What is being asked:
Please work out how many lines in the entries below include the string "Burger", and reply with the number alone.

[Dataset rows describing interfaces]
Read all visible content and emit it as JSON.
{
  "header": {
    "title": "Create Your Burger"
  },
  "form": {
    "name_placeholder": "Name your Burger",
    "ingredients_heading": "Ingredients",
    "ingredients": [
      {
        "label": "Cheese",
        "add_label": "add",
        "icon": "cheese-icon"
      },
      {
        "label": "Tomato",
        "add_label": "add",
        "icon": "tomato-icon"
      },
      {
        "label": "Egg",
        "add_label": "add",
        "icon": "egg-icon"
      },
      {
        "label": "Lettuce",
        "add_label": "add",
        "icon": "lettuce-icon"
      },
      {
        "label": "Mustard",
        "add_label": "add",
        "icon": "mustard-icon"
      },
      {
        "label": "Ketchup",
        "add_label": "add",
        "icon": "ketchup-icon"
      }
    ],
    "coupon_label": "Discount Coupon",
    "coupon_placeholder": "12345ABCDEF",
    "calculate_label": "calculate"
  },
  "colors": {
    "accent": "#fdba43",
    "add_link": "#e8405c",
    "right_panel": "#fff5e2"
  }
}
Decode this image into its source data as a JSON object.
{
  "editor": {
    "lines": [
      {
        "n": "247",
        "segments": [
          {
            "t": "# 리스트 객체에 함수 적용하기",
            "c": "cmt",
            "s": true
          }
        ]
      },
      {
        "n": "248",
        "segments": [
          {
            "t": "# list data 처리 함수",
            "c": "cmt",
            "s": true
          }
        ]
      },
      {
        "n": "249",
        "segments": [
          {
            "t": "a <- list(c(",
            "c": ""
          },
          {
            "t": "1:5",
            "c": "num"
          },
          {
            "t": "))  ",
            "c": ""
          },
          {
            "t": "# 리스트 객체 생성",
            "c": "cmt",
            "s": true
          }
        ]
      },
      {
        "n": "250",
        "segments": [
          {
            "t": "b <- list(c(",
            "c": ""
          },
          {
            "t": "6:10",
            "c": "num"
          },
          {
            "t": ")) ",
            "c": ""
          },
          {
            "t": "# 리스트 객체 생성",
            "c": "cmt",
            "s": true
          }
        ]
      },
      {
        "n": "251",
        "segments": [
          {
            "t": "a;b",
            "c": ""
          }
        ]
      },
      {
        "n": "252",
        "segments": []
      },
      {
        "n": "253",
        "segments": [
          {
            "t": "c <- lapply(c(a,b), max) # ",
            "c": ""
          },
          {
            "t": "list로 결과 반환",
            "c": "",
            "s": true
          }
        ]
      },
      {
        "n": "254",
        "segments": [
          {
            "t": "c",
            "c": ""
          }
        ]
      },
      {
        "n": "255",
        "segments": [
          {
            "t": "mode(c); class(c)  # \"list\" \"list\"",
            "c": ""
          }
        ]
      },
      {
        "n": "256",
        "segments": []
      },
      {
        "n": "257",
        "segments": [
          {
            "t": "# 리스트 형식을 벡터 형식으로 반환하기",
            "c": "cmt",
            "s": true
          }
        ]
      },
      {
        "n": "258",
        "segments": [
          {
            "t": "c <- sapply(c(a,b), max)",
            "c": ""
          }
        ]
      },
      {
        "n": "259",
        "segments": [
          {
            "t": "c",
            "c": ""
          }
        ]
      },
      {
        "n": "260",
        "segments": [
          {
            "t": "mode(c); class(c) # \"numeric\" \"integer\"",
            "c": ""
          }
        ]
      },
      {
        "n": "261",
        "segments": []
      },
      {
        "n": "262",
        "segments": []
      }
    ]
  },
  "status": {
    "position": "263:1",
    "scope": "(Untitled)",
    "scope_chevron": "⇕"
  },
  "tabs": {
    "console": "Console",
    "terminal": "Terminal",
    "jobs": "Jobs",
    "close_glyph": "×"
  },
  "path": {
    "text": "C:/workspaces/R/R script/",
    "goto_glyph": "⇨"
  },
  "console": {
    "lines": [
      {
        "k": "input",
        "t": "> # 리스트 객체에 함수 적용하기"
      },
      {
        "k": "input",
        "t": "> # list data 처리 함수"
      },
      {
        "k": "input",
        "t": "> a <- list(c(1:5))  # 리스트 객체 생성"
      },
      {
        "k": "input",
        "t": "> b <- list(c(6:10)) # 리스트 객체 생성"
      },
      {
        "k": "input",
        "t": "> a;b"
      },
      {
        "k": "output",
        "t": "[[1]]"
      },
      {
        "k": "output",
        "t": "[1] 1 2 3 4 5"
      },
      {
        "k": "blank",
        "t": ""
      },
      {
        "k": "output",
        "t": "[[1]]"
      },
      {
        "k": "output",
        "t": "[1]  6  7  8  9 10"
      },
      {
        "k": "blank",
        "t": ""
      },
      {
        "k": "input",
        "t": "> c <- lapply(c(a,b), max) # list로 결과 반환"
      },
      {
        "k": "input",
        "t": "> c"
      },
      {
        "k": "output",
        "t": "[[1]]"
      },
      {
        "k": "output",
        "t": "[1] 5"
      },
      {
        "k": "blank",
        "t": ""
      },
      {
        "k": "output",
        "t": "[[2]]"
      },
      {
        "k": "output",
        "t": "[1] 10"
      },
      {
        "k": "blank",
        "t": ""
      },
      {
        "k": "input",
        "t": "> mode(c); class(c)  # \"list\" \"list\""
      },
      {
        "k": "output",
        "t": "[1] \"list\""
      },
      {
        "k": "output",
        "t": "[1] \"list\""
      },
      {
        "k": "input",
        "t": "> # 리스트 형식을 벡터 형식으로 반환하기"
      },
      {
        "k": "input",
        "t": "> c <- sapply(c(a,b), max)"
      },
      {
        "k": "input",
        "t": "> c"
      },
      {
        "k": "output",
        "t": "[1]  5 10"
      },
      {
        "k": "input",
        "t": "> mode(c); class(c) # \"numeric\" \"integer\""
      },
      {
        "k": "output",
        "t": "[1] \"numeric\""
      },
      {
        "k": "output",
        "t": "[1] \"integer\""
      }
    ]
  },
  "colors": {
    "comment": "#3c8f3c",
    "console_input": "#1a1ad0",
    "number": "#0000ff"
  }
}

Output for this exercise:
2